Grendel’s mother is much older than her son, and over the centuries she has lost her ability to use language. Like Grendel, Grendel’s mother was likely born with the innate ability to speak and think in the same language as humans, but a life of isolation and animalistic living has given Grendel’s mother no reason to use language, and eventually, her ability to communicate through words died. Her inability to speak only furthers Grendel’s loneliness, as he can only communicate with his mother through vague sounds and gestures. At first, Grendel recognizes his mother as his only companion—the only other creature who actually sees him—and a being that is deeply connected to him. However, as Grendel grows into his individuality, he becomes increasingly resentful of his mother. Grendel is incredibly intelligent, and the more cerebral and intellectual his inner life becomes, the more frustrating, boring, and painful his interactions with his mother become.

However, despite her beast-like behavior, Grendel’s mother is perhaps the only source of genuine care that Grendel receives throughout his entire life. While she cannot meaningfully communicate with her son, she does have a motherly instinct toward him, rescuing him from harmful situations and even attempting to warn him when she senses impending danger. Grendel’s mother seems to know about Beowulf’s future approach before it happens and tries to tell Grendel to beware, even managing to speak in sounds reminiscent of words. However, her linguistic abilities are too far gone, and Grendel doesn’t understand what she’s saying until after Beowulf’s fateful arrival.
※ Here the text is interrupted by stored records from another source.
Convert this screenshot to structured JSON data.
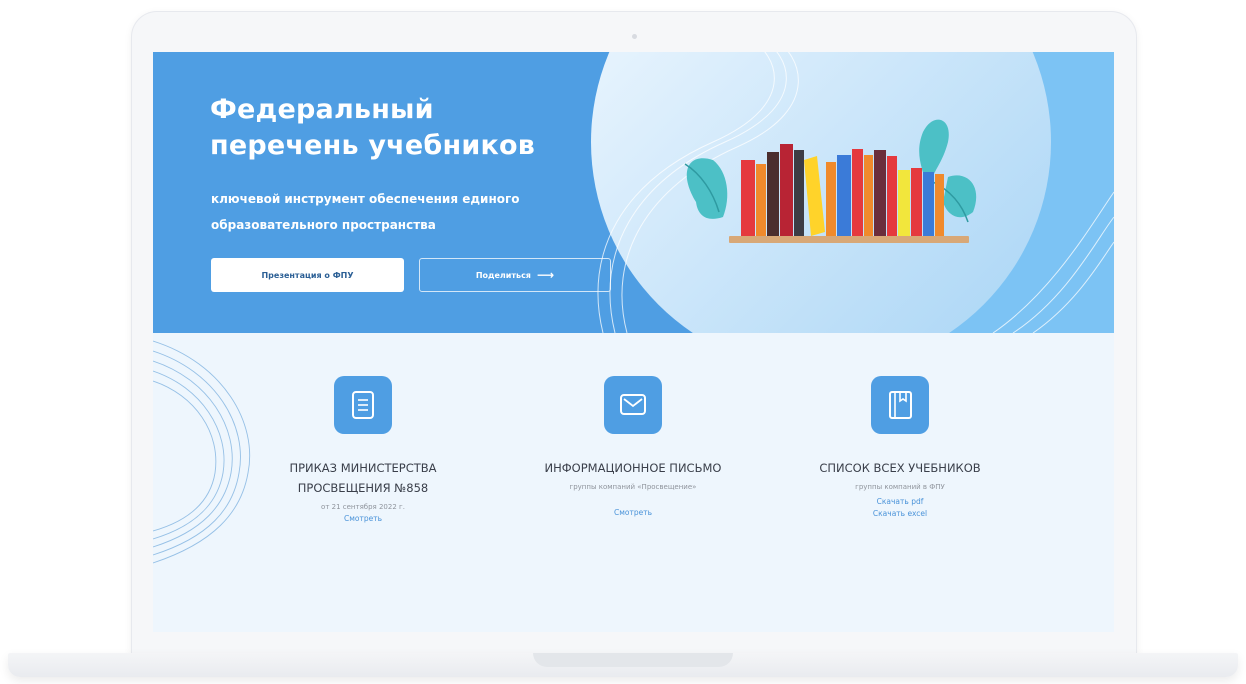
{
  "hero": {
    "title_line1": "Федеральный",
    "title_line2": "перечень учебников",
    "subtitle_line1": "ключевой инструмент обеспечения единого",
    "subtitle_line2": "образовательного пространства",
    "presentation_button": "Презентация о ФПУ",
    "share_button": "Поделиться",
    "share_icon": "arrow-right-icon",
    "illustration": "bookshelf-illustration"
  },
  "cards": [
    {
      "icon": "document-icon",
      "title_line1": "ПРИКАЗ МИНИСТЕРСТВА",
      "title_line2": "ПРОСВЕЩЕНИЯ №858",
      "meta": "от 21 сентября 2022 г.",
      "links": [
        "Смотреть"
      ]
    },
    {
      "icon": "envelope-icon",
      "title_line1": "ИНФОРМАЦИОННОЕ ПИСЬМО",
      "title_line2": "",
      "meta": "группы компаний «Просвещение»",
      "links": [
        "Смотреть"
      ]
    },
    {
      "icon": "book-icon",
      "title_line1": "СПИСОК ВСЕХ УЧЕБНИКОВ",
      "title_line2": "",
      "meta": "группы компаний в ФПУ",
      "links": [
        "Скачать pdf",
        "Скачать excel"
      ]
    }
  ],
  "colors": {
    "hero_blue": "#4f9ee3",
    "light_bg": "#eef6fd",
    "link": "#4a93d9"
  }
}
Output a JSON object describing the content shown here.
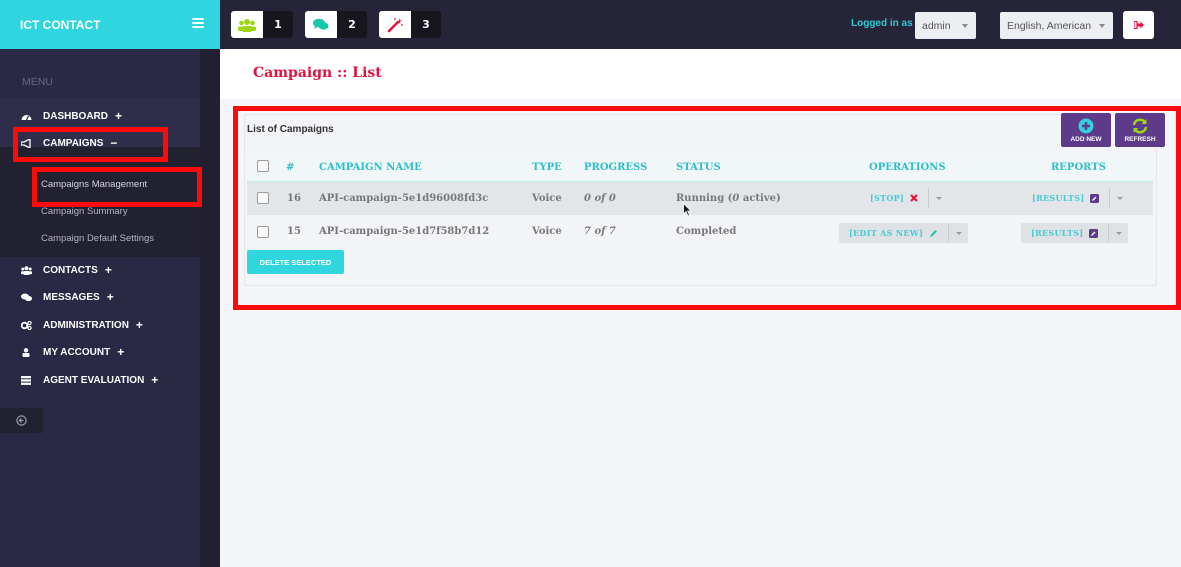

Both Grendel and Grendel’s mother lead a tragic and cursed life. Their linguistic and intellectual separation from each other causes them to live lonely existences even though they share a home and a mother-son bond. Grendel’s mother’s character also serves to further expose how she and her son have been unfairly ostracized from civilization. Though she is just as preternaturally powerful as her son, Grendel’s mother seems relatively uninterested in harming other creatures aside from hunting for food. Although Grendel’s mother does not die in Grendel, the ending of the novel foreshadows the fate that awaits her in the epic poem Beowulf. After Grendel’s defeat at the hands of Beowulf, the Geat warrior will also slaughter Grendel’s mother, knowing her to be just as dangerous a beast as her son. Yet, in Grendel, Grendel’s mother does little to make herself deserving of such a death. While she is a tertiary character, Gardner uses her to question whether the monsters featured in human mythology are actually deserving of the villainous status imposed upon them.